- a nearly scale-invariant spectrum of fluctuations,
- the existence of super-horizon overdensities and underdensities,
- with density imperfections that are adiabatic in nature,
- and an upper limit to the temperature reached in the early, post-Big Bang Universe.
But despite the successes of these naturalness arguments, they don’t always bear fruit.
There’s an unnaturally small amount of CP-violation in the strong decays. The proposed solution (a new symmetry known as the Peccei-Quinn symmetry) have had zero of its new predictions confirmed. The difference in mass scale between the heaviest particle and the Planck scale (the hierarchy problem) was the motivation for supersymmetry; again, it’s had zero of its predictions confirmed. The unnaturalness of the Standard Model has led to new symmetries in the form of Grand Unification and, more recently, String Theory, which (again) have had none of their predictions confirmed. And the unnaturally low-but-non-zero value of the cosmological constant has led to the predictions of a specific type of multiverse that cannot even be tested. This too, of course, is unconfirmed.
Yet unlike in the past, these dead-ends continue to represent the fields in which the leading theorists and experimentalists cluster to investigate. These blind alleys, which have borne no fruit for literally two generations of physicists, continue to attract funding and attention, despite possibly being disconnected from reality completely. In her new book, Lost In Math, Sabine Hossenfelder adroitly confronts this crisis head on, interviewing mainstream scientists, Nobel Laureates, and (non-crackpot) contrarians alike. You can feel her frustration, and also the desperation of many of the people she speaks with. The book answers the question of “have we let wishful thinking about what secrets nature holds cloud our judgment?” with a resounding “yes!”
The book is a wild, deep, thought-provoking read that would make any reasonable person in the field who’s still capable of introspection doubt themselves. No one likes confronting the possibility of having wasted their lives chasing a phantasm of an idea, but that’s what being a theorist is all about. You see a few pieces of an incomplete puzzle and guess what the full picture truly is; most times, you’re wrong. Perhaps, in these cases, all our guesses have been wrong.
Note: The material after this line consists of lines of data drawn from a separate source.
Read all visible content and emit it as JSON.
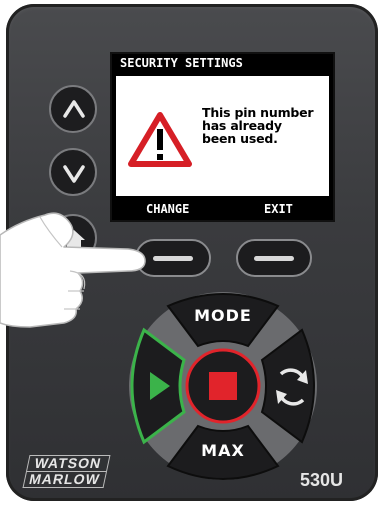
{
  "screen": {
    "title": "SECURITY SETTINGS",
    "message_lines": [
      "This pin number",
      "has already",
      "been used."
    ],
    "softkey_left": "CHANGE",
    "softkey_right": "EXIT"
  },
  "pad": {
    "top_label": "MODE",
    "bottom_label": "MAX"
  },
  "brand": {
    "line1": "WATSON",
    "line2": "MARLOW",
    "model": "530U"
  },
  "colors": {
    "start": "#3bb34a",
    "stop": "#e1242b",
    "stop_ring": "#e1242b",
    "body": "#3f4043"
  },
  "icons": [
    "up-arrow-icon",
    "down-arrow-icon",
    "home-icon",
    "warning-icon",
    "play-icon",
    "stop-icon",
    "reverse-direction-icon"
  ]
}
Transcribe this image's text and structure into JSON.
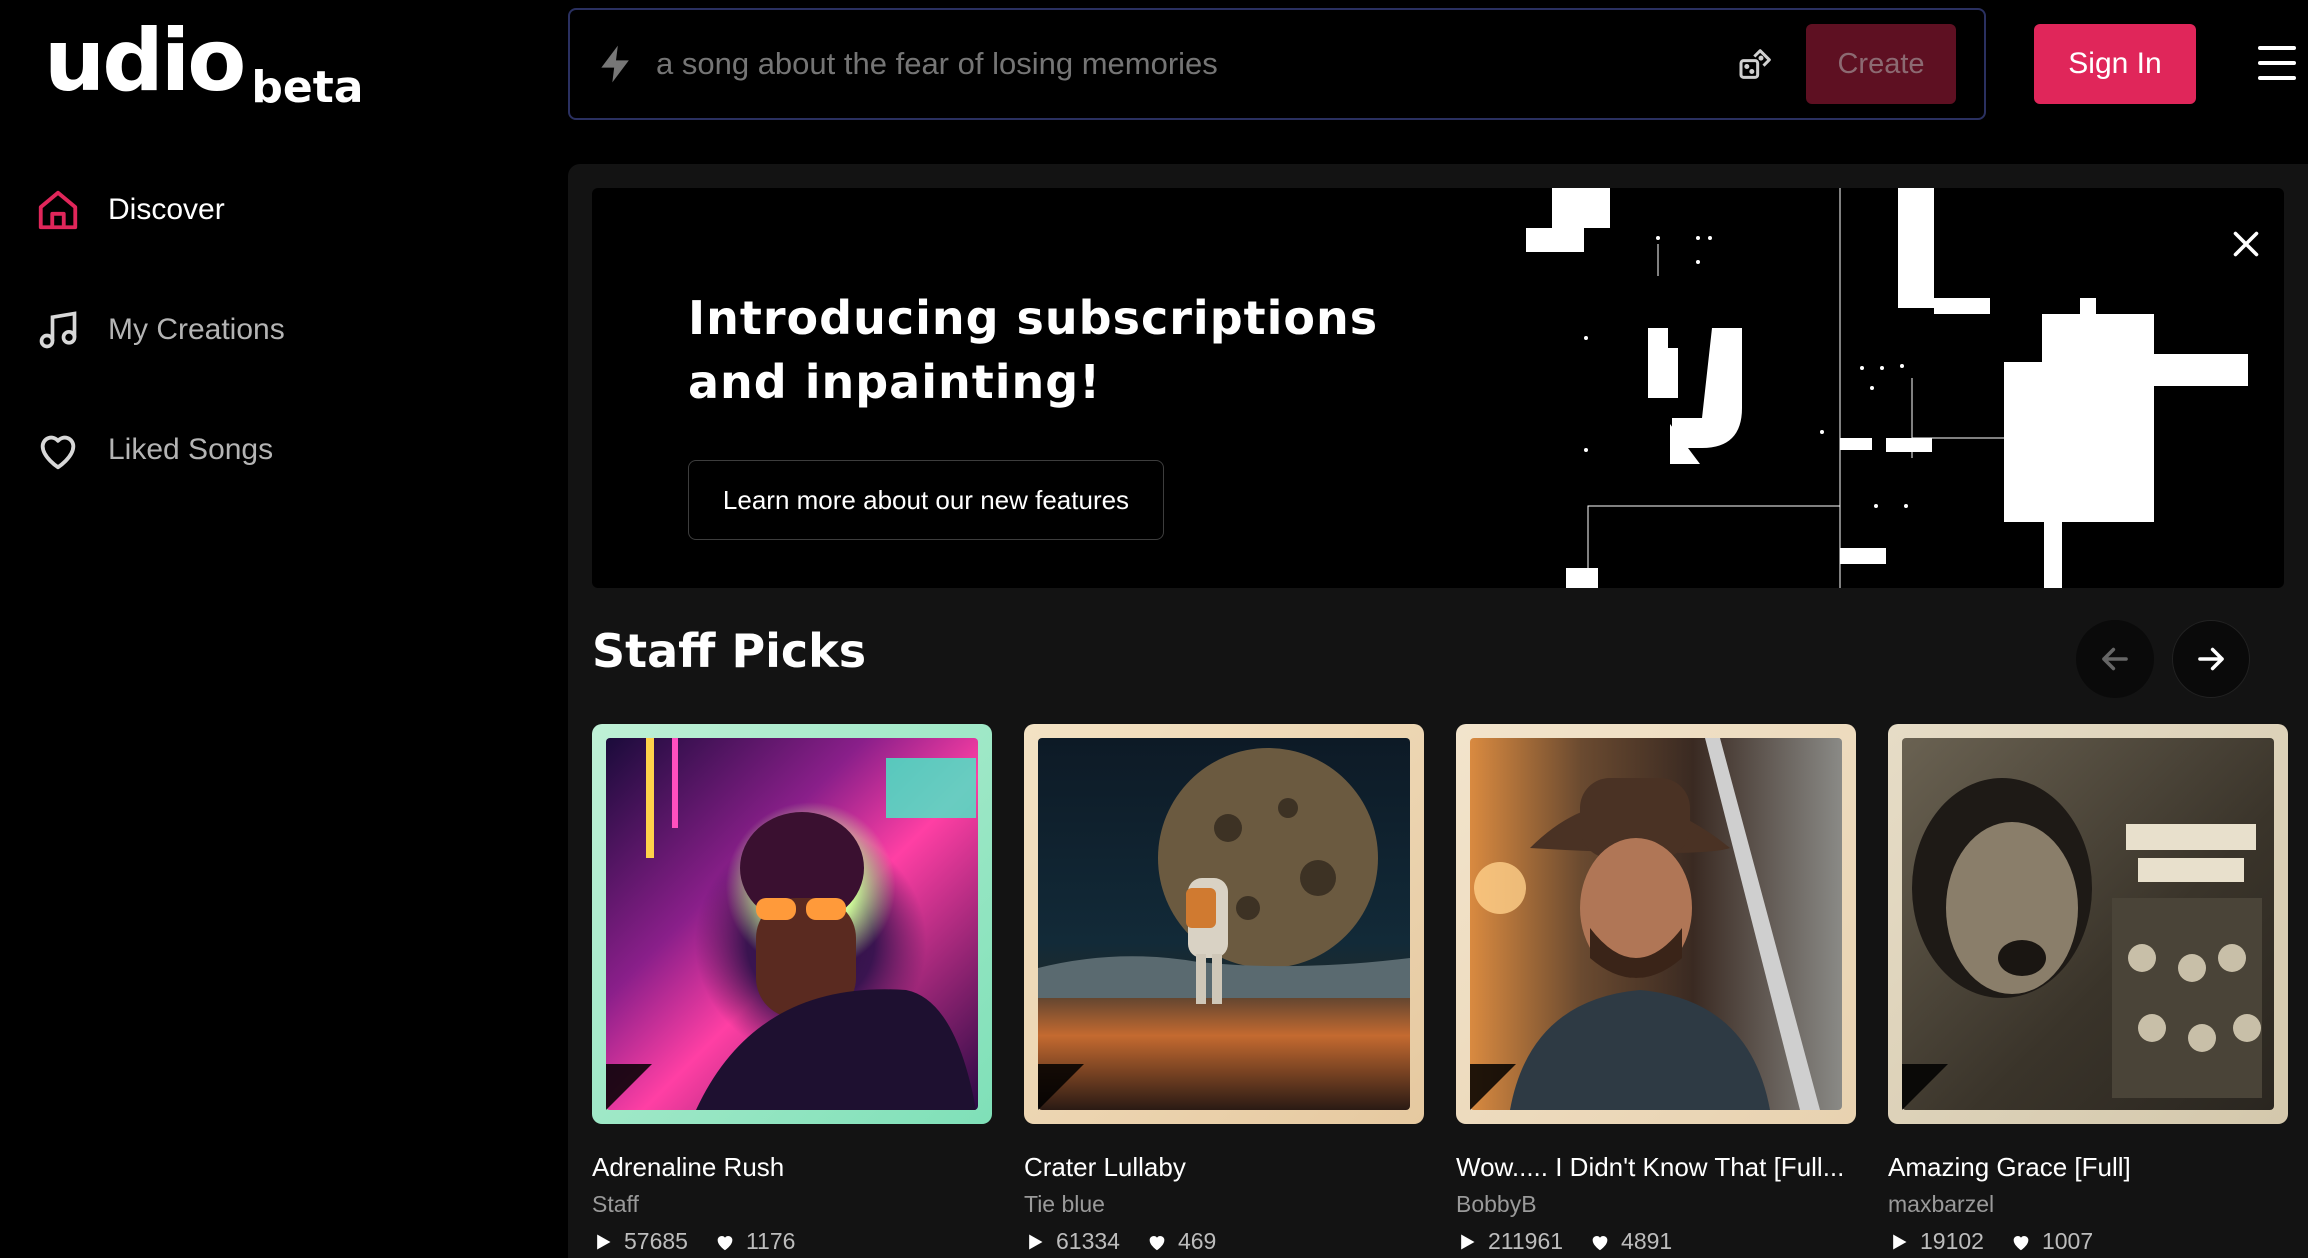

In my favorite exchange, she interviews Steven Weinberg, who draws on his vast experience in physics to explain why naturalness arguments are good guides for theoretical physicists. But he only manages to convince us that they were good ideas for the classes of problems they previously succeeded at solving. There’s no guarantee they’ll be good guideposts for the current problems; in fact, they demonstrably have not been.
If you are a theoretical particle physicist, a string theorist, or a phenomenologist — particularly if you suffer from cognitive dissonance — you will not like this book. If you are a true believer in naturalness as the guiding light of theoretical physics, this book will irritate you tremendously. But if you’re someone who isn’t afraid to ask that big question of “are we doing it all wrong,” the answer might be a big, uncomfortable “yes.” Those of us who are intellectually honest physicists have been living with this discomfort for many decades now. In Sabine’s book, Lost In Math, this discomfort is now made accessible to the rest of us.
* — Full disclosure: Ethan Siegel received a review copy of Lost In Math at no charge.
Starts With A Bang is now on Forbes, and republished on Medium thanks to our Patreon supporters. Ethan has authored two books, Beyond The Galaxy, and Treknology: The Science of Star Trek from Tricorders to Warp Drive.